By Margalit Fox
In the culture of Simon Winchester and Dava Sobel, The Riddle of the Labyrinth: the hunt to Crack an historical Code tells some of the most interesting tales within the historical past of language, masterfully mixing background, linguistics, and cryptology with an elegantly wrought narrative.
When famed archaeologist Arthur Evans unearthed the ruins of a cosmopolitan Bronze Age civilization that flowered on Crete 1,000 years sooner than Greece’s Classical Age, he came across a cache of historical pills, Europe’s earliest written documents. For part a century, the which means of the inscriptions, or even the language within which they have been written, might stay a mystery.

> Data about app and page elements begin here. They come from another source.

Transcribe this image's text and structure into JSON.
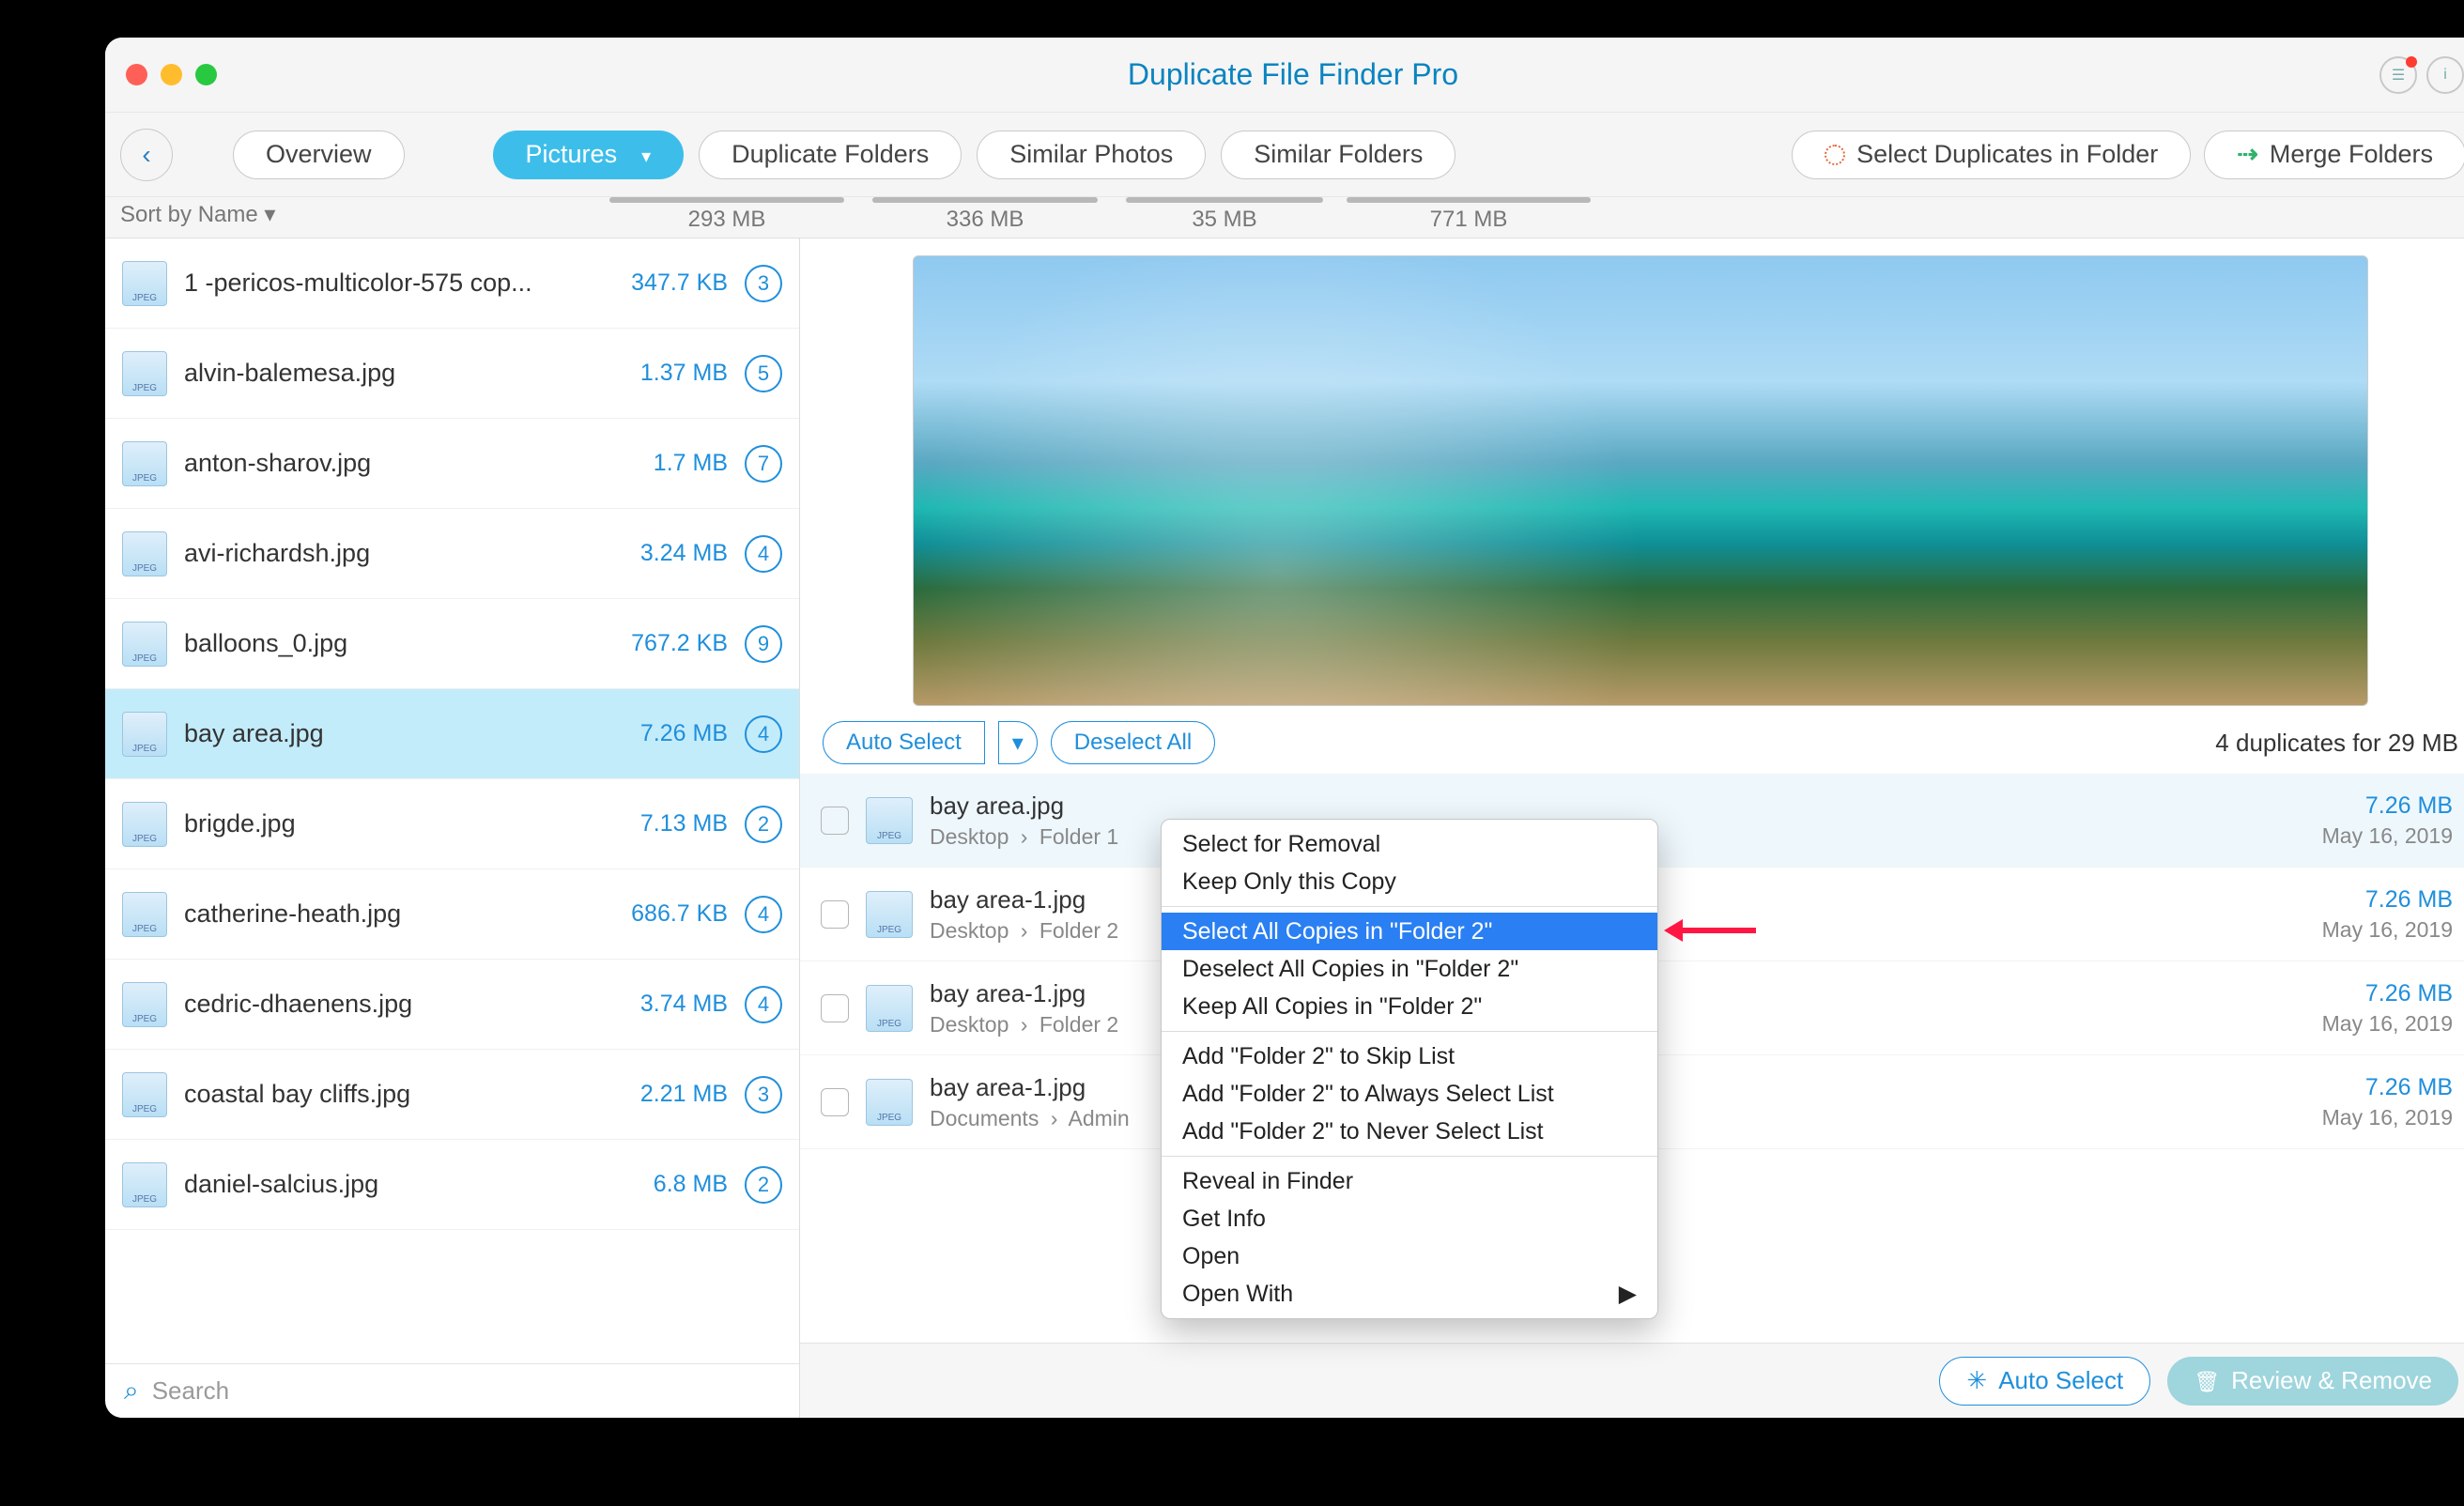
{
  "window": {
    "title": "Duplicate File Finder Pro"
  },
  "toolbar": {
    "overview": "Overview",
    "tabs": {
      "pictures": {
        "label": "Pictures",
        "size": "293 MB",
        "barw": 250
      },
      "dup_folders": {
        "label": "Duplicate Folders",
        "size": "336 MB",
        "barw": 240
      },
      "similar_photos": {
        "label": "Similar Photos",
        "size": "35 MB",
        "barw": 210
      },
      "similar_folders": {
        "label": "Similar Folders",
        "size": "771 MB",
        "barw": 260
      }
    },
    "select_dup": "Select Duplicates in Folder",
    "merge": "Merge Folders"
  },
  "sort_label": "Sort by Name ▾",
  "files": [
    {
      "name": "1 -pericos-multicolor-575 cop...",
      "size": "347.7 KB",
      "count": "3"
    },
    {
      "name": "alvin-balemesa.jpg",
      "size": "1.37 MB",
      "count": "5"
    },
    {
      "name": "anton-sharov.jpg",
      "size": "1.7 MB",
      "count": "7"
    },
    {
      "name": "avi-richardsh.jpg",
      "size": "3.24 MB",
      "count": "4"
    },
    {
      "name": "balloons_0.jpg",
      "size": "767.2 KB",
      "count": "9"
    },
    {
      "name": "bay area.jpg",
      "size": "7.26 MB",
      "count": "4"
    },
    {
      "name": "brigde.jpg",
      "size": "7.13 MB",
      "count": "2"
    },
    {
      "name": "catherine-heath.jpg",
      "size": "686.7 KB",
      "count": "4"
    },
    {
      "name": "cedric-dhaenens.jpg",
      "size": "3.74 MB",
      "count": "4"
    },
    {
      "name": "coastal bay cliffs.jpg",
      "size": "2.21 MB",
      "count": "3"
    },
    {
      "name": "daniel-salcius.jpg",
      "size": "6.8 MB",
      "count": "2"
    }
  ],
  "search_placeholder": "Search",
  "controls": {
    "auto_select": "Auto Select",
    "deselect_all": "Deselect All",
    "summary": "4 duplicates for 29 MB"
  },
  "dups": [
    {
      "name": "bay area.jpg",
      "path1": "Desktop",
      "path2": "Folder 1",
      "size": "7.26 MB",
      "date": "May 16, 2019"
    },
    {
      "name": "bay area-1.jpg",
      "path1": "Desktop",
      "path2": "Folder 2",
      "size": "7.26 MB",
      "date": "May 16, 2019"
    },
    {
      "name": "bay area-1.jpg",
      "path1": "Desktop",
      "path2": "Folder 2",
      "size": "7.26 MB",
      "date": "May 16, 2019"
    },
    {
      "name": "bay area-1.jpg",
      "path1": "Documents",
      "path2": "Admin",
      "size": "7.26 MB",
      "date": "May 16, 2019"
    }
  ],
  "footer": {
    "auto_select": "Auto Select",
    "review": "Review & Remove"
  },
  "ctx": {
    "i0": "Select for Removal",
    "i1": "Keep Only this Copy",
    "i2": "Select All Copies in \"Folder 2\"",
    "i3": "Deselect All Copies in \"Folder 2\"",
    "i4": "Keep All Copies in \"Folder 2\"",
    "i5": "Add \"Folder 2\" to Skip List",
    "i6": "Add \"Folder 2\" to Always Select List",
    "i7": "Add \"Folder 2\" to Never Select List",
    "i8": "Reveal in Finder",
    "i9": "Get Info",
    "i10": "Open",
    "i11": "Open With"
  }
}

Award-winning New York Times journalist Margalit Fox's riveting real-life highbrow detective tale travels from the Bronze Age Aegean—the period of Odysseus, Agamemnon, and Helen—to the flip of the 20 th century and the paintings of charismatic English archeologist Arthur Evans, to the colourful own tales of the decipherers. those comprise Michael Ventris, the bright beginner who deciphered the script yet met with a unexpected, mysterious dying which may were an immediate end result of the deipherment; and Alice Kober, the unsung heroine of the tale whose painstaking paintings allowed Ventris to crack the code.